Must admit that I still have to contain myself selector-wise — I used to write heavy selectors back in the day — when applying concepts like SMACCS (which in fact has changed how I write CSS nowadays), as some of the stuff such as <article class="news news-breaking"> can be achieved by using a preprocessor (here @extend).

I guess the solution can be found somewhere in between, although my solution might not even be your solution. As Jeremy Keith once put it: it depends.

In favor of the modularization of CSS, be sure to read CSS Architecture.

The bottom line is that whatever you do to organize your code, make sure you judge your methods by whether or not they actually help make your development easier and more maintainable in the long term.

Cargo Cult CSS →
CSS Architecture →

CSS Animations: Using animation-fill-mode

Animation-fill-mode defines how styles are applied to the target of your CSS animations outside of the animation itself. By default your CSS animations won’t affect the element you’re animating until the first keyframe is “played”, then stops affecting it once the last keyframe has completed. This can leave you with some awkward jumps and cuts. It’s not pretty. You can use animation-fill-mode to smooth these out without having to write extra CSS to match your first or last keyframe styles.

Tutorial: Using animation-fill-mode In Your CSS Animations →

Fixed-sticky: a CSS position:sticky; polyfill

CSS position: sticky; is really in its infancy in terms of browser support. In stock browsers, it is currently only available in iOS 6. In Chrome it is locked behind a chrome://flags setting. Fixed-sticky is a polyfill to enabling this in browsers that don’t support it yet.

position: sticky; is one very handy addition to CSS, paving the cowpaths.

Fixed-Sticky (Github) →
Fixed-Sticky Demo →

Related: the aforementioned jQuery Sticky Objects and jQuery Stick’em. Whilst they look similar in result, position: sticky; is the way to go.

Live filter using CSS selectors


Using data- attributes for indexation, and a dynamic stylesheet with a CSS3 selector for search, it is straightforward to implement a client-side full-text search in CSS rather than JavaScript.

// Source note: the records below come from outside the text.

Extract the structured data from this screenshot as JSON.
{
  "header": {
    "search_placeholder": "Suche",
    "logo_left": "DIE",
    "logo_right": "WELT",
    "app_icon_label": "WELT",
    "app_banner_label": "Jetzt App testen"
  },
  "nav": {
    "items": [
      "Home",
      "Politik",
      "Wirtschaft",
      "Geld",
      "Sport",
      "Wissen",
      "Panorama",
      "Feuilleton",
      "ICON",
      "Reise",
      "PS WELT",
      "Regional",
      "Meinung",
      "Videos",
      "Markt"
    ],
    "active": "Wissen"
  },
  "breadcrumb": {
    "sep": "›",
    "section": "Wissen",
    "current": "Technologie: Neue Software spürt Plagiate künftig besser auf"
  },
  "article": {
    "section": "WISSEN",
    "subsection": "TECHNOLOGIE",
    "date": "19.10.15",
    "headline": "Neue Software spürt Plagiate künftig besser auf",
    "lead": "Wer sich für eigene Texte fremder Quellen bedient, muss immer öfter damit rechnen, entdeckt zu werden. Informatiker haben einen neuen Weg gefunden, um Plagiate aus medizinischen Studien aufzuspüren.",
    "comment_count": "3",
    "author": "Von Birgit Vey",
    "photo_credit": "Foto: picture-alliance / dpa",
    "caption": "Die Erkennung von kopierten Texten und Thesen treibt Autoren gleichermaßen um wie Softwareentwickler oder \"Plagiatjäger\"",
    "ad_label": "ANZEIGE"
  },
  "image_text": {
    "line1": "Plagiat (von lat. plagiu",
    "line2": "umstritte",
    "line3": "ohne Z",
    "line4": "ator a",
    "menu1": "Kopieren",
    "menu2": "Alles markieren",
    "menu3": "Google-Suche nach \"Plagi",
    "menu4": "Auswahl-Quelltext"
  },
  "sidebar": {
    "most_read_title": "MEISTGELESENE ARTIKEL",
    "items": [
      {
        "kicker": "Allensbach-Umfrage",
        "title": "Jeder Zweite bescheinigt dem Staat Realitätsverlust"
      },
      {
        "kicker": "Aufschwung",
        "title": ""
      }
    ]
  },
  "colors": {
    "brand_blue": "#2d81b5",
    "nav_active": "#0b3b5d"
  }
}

Clever use of data-* attributes. A shame though the title of the original post, namely Client-side full-text search in CSS, is poorly chosen though, as it’s not full-text search, nor search, nor only CSS.

Client-side full-text search in CSS →